Based on Zach’s suggestions our group created dozens of right and equilateral triangles using a vector graphics software with the aim of laser cutting them to create a fractal-based time portal. Vector programs such as Inkscape or Illustrator allows users to compose and edit vector graphics images and save them in one of many vector graphics formats, such as EPS, PDF, WMF, SVG, or VML.
LASER CUTTING THE VECTOR SHAPES
Once the right and equilateral triangles were drawn in Illustrator, we used the correct specifications to prepare the file for laser cutting (ex. stroke/line .001 thickness). A typical commercial laser for cutting materials involves a control system (software) to generate the pattern to be cut from the material. In our case, we used a cardboard sheet. The focused laser beam is directed at the cardboard, which then burns away the lines, leaving straight edges.
Photos © Stan Rowin stanstudio.com.
Wrinkling Time in Real Time
Madeline L’Engle, author of “A Wrinkle in Time,” studied Albert Einstein’s theory of relativity. In the book, L’Engle gives readers a peak at time travel without the mind-boggling concepts of advanced math. The 2018 film will likely give teachers and students new ideas for exploration. In addition to reading the book, or watching the film teachers can use GeoConstructix. Further, to understand “wrinkling time” teachers can instruct students to use their time portals to imagine the present at one end and the future at the other. By compressing or pressing down the structure the present touches the future creating a fifth dimension, or a tesseract, as it is referred to in L’Engle’s book, as a wrinkle in time in real time.
Fractal-based time portal made up of triangles
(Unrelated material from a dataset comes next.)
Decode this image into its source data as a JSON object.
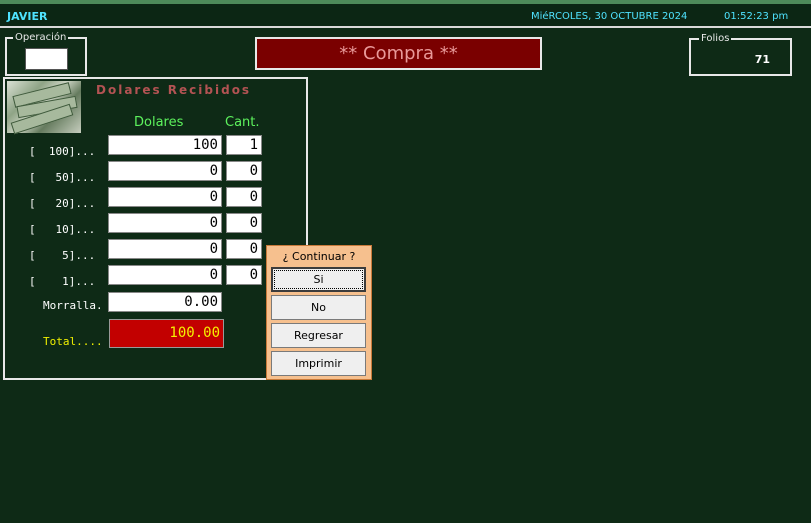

To summarize, GeoConstructix can be used to build geometric paper or cardboard time portals. As we explored in our group. this project can be used as a tool to help students read and learn the fundamentals of geometry and science. Students can build on this project to explore more esoteric concepts such as tensegrity and time travel. Although our team ran out of time before we could construct our own fractal-based time portal we did talk about ways in which students might construct one using these cross-cutting concepts.